Source material:
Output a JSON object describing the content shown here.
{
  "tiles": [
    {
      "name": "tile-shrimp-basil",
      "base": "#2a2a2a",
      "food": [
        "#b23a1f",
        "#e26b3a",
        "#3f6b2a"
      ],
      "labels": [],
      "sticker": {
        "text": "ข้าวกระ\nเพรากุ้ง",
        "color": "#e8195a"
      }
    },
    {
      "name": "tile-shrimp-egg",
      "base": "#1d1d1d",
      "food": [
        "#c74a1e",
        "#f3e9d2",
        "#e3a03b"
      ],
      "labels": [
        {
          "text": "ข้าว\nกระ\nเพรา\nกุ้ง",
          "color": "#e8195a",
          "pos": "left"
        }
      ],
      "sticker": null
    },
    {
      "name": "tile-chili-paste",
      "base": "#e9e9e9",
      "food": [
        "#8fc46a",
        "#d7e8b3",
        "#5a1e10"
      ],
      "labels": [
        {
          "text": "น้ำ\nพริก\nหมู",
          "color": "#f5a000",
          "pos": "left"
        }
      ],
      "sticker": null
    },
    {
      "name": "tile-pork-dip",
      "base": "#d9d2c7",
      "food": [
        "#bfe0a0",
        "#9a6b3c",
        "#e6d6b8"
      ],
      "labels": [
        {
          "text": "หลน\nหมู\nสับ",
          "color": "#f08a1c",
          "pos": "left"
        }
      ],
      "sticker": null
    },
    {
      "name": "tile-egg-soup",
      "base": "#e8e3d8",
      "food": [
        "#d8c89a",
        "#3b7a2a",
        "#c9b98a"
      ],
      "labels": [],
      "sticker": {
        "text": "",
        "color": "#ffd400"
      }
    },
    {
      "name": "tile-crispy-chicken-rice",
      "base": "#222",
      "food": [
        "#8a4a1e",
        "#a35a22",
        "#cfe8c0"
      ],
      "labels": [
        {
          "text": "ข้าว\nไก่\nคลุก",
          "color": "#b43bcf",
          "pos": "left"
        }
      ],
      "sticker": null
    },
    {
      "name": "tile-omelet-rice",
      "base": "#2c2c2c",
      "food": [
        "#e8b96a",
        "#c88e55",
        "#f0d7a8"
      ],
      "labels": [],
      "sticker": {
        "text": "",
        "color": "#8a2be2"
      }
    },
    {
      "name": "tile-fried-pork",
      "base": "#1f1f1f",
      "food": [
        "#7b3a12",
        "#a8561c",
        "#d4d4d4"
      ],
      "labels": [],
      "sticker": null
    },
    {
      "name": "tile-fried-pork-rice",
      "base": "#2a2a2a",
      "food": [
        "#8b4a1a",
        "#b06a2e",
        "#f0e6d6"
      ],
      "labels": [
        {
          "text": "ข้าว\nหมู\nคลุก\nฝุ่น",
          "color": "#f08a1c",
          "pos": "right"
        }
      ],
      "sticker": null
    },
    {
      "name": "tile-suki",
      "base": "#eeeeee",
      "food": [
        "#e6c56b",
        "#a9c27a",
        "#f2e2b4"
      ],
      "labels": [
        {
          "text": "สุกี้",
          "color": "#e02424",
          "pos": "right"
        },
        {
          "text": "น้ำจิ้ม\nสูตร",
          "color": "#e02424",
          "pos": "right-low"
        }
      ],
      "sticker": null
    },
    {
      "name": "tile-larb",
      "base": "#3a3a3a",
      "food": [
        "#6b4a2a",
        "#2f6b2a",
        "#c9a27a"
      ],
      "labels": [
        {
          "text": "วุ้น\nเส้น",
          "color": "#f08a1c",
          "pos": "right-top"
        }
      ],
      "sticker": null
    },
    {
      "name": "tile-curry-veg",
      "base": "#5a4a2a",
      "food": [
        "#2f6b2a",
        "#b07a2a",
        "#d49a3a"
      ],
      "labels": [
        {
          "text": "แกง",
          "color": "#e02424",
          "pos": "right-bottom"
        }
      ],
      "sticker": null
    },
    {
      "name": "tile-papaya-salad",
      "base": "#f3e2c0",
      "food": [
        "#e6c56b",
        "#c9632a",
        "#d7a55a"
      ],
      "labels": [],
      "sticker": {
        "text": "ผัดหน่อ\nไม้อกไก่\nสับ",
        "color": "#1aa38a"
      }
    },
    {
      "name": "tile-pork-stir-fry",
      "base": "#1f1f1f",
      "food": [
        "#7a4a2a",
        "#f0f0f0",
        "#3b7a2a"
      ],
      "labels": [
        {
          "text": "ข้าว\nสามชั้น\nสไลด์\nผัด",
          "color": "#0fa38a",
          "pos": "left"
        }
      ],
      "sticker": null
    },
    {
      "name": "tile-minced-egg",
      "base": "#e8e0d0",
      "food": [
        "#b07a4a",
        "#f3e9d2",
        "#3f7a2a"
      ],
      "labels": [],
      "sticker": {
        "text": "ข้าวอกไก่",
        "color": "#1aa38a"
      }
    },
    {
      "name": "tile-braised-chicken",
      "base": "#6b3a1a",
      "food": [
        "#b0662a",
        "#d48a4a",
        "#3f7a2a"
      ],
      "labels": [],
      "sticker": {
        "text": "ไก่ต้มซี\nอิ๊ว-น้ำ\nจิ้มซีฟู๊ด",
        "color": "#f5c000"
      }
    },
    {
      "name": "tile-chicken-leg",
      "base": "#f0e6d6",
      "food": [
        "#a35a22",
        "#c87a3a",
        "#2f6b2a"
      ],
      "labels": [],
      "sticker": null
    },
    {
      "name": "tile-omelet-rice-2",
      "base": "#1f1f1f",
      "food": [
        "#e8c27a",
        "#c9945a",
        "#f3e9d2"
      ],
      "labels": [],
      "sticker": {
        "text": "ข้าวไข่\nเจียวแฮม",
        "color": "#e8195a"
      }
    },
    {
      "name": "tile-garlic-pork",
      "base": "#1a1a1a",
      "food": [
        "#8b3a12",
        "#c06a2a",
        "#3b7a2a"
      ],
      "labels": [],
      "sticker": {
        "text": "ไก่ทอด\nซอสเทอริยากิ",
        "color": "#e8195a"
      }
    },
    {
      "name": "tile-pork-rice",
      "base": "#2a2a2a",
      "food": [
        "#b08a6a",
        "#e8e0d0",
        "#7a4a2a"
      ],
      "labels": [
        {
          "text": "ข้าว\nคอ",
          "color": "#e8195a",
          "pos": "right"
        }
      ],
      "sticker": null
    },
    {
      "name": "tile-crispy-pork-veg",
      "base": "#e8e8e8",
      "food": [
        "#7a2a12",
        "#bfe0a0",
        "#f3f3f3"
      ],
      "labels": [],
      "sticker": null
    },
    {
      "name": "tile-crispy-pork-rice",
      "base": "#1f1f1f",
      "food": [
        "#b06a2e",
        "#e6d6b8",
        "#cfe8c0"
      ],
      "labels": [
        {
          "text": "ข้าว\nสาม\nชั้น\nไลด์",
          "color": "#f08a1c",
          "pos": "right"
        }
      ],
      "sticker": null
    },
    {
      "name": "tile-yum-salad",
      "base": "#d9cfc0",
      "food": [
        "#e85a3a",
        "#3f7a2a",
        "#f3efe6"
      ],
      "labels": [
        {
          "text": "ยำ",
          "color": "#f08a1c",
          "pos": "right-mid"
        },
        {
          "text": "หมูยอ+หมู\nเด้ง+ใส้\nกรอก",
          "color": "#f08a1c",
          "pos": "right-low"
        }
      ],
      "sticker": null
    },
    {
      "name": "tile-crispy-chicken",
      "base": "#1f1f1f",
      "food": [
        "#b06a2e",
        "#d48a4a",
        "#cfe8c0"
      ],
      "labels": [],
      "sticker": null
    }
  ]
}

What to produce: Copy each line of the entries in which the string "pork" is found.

Answer box:
      "name": "tile-pork-dip",
      "name": "tile-fried-pork",
      "name": "tile-fried-pork-rice",
      "name": "tile-pork-stir-fry",
      "name": "tile-garlic-pork",
      "name": "tile-pork-rice",
      "name": "tile-crispy-pork-veg",
      "name": "tile-crispy-pork-rice",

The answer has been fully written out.